To a man with a hammer, everything looks like a nail. Denominational officials have a very limited tool box. They can credential new clergy and defrock inept ones. They can move pastors from place to place (or make suggestions if it is “call” system). They can keep both the congregation and clergy persons informed about policies and best practices. Given this tool box, every church problem looks like a leadership issue. The nail that fits the denominational official’s hammer is a church that will do better, if only they have the right pastor. But, what if governance of the congregation is dominated by a group of dysfunctional lay leaders? What if, a congregation needs to change its DNA or systemic culture? What if they need rebirth at the grass roots?
I was with a mix group of trained intentional interim clergy this past weekend.
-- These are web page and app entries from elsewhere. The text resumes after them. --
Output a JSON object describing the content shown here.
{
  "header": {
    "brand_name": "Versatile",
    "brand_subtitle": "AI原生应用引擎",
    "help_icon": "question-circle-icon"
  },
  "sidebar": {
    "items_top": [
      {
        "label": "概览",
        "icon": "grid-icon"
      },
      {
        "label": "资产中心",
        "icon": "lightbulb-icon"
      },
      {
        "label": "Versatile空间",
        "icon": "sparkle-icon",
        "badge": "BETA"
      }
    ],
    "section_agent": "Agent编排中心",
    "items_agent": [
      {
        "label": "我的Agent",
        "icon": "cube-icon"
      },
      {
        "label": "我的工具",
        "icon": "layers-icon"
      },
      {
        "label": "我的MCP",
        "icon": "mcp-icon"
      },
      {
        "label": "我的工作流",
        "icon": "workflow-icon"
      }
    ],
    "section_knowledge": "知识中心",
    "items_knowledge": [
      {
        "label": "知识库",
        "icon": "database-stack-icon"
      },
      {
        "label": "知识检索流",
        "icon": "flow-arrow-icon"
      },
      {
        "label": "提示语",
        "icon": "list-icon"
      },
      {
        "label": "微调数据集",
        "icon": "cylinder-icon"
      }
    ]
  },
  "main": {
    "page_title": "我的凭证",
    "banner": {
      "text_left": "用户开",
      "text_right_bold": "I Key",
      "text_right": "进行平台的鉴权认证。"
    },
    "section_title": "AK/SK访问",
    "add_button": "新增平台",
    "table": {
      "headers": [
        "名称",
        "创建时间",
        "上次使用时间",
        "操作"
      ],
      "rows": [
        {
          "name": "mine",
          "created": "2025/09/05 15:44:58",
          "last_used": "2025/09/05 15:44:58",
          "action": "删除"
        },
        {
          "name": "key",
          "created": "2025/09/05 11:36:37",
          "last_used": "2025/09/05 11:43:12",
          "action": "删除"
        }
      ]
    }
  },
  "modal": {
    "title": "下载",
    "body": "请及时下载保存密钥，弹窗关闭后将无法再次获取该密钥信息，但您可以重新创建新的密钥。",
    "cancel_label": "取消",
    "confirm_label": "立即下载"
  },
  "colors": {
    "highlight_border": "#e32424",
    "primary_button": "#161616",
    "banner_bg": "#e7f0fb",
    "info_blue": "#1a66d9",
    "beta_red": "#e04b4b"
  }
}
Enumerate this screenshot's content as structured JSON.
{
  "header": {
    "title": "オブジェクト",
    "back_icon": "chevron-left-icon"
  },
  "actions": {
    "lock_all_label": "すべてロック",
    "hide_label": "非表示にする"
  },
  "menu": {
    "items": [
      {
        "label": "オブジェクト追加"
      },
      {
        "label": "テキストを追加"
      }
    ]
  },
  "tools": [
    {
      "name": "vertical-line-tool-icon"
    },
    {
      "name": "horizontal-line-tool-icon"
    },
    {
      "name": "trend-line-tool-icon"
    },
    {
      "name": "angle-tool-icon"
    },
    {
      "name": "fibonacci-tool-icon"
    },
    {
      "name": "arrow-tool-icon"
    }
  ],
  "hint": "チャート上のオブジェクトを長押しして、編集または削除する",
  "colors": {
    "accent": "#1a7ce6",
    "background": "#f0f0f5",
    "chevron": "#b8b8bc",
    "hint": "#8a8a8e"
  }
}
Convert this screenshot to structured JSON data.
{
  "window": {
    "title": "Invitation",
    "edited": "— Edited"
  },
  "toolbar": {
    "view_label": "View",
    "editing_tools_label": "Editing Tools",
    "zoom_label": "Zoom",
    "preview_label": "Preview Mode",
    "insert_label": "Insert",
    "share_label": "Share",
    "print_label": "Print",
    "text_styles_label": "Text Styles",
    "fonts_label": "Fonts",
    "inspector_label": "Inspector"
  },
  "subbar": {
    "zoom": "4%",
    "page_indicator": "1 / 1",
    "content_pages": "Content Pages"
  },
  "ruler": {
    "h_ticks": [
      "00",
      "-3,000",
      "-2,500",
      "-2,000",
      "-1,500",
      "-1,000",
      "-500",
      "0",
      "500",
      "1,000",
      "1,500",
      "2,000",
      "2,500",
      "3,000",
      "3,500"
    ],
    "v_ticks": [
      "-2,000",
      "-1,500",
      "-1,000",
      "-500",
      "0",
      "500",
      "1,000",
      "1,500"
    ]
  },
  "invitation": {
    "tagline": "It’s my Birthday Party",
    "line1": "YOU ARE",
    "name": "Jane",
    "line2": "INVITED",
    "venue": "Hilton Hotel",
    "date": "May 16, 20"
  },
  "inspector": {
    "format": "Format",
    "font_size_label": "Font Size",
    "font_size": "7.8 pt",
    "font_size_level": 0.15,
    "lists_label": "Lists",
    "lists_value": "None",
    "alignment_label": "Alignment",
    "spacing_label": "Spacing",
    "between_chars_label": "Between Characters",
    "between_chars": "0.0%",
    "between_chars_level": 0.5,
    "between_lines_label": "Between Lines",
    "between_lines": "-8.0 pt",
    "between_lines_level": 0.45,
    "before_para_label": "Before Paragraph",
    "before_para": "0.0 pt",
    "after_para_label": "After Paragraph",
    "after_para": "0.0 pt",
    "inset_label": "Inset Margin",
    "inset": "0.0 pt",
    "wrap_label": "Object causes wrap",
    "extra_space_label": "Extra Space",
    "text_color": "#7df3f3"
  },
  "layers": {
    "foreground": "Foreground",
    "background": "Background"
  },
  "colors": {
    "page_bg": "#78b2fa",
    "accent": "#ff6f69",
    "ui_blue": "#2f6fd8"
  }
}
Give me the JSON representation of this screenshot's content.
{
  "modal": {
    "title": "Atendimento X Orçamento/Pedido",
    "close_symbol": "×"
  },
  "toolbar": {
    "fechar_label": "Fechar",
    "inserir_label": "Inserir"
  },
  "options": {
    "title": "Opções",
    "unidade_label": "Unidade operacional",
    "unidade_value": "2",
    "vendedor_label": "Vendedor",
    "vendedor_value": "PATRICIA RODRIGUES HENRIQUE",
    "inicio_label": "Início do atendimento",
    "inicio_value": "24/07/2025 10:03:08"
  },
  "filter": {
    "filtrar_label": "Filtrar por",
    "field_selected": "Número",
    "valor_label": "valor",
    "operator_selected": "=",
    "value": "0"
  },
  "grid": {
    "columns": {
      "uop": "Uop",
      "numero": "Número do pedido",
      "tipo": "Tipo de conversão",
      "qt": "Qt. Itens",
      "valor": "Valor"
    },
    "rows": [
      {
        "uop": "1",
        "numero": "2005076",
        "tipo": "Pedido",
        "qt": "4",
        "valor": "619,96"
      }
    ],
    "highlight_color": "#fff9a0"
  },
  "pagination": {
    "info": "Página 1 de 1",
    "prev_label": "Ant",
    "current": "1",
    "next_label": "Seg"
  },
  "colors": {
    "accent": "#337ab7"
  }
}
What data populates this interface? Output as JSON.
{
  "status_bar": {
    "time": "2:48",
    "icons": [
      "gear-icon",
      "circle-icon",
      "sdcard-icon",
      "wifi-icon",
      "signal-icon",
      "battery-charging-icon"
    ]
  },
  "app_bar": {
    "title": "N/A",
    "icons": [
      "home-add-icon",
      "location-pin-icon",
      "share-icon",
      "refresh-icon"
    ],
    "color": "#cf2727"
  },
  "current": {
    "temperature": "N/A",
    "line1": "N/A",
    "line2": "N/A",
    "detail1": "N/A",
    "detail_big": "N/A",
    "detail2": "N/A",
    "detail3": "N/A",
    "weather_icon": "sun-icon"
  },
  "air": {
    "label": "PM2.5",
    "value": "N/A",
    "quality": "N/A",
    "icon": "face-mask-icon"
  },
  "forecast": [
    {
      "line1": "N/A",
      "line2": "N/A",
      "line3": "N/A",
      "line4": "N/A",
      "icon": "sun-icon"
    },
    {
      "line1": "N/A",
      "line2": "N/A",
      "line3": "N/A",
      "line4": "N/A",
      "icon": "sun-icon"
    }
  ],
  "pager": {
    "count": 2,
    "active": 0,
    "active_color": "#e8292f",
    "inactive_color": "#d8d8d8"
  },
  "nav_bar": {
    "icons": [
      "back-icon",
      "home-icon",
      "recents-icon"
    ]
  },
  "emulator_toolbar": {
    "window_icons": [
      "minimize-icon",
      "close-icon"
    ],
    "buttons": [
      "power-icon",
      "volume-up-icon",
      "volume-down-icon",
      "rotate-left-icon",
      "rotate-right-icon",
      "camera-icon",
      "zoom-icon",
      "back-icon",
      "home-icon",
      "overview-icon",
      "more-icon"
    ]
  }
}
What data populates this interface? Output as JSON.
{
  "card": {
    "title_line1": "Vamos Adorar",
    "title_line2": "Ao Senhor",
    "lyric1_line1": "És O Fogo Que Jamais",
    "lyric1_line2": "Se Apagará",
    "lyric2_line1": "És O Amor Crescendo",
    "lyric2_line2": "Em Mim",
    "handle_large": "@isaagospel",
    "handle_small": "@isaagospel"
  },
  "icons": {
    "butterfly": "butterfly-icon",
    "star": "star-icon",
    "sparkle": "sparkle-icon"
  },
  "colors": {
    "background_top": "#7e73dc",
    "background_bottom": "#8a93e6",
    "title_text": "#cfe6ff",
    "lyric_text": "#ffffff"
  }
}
A common complaint from everyone, whether they be Lutheran, Episcopalian, Presbyterian, or Methodist, was that the denominational leadership above them failed to appreciate that every local church is a family system. Dysfunctional church systems can’t be fixed by changing the pastor any more than an alcoholic family fixed by swapping out one parent.
So the moral is, district superintendents, bishops, and synod officials, must learn to think outside the box—their leadership oriented tool box, that is.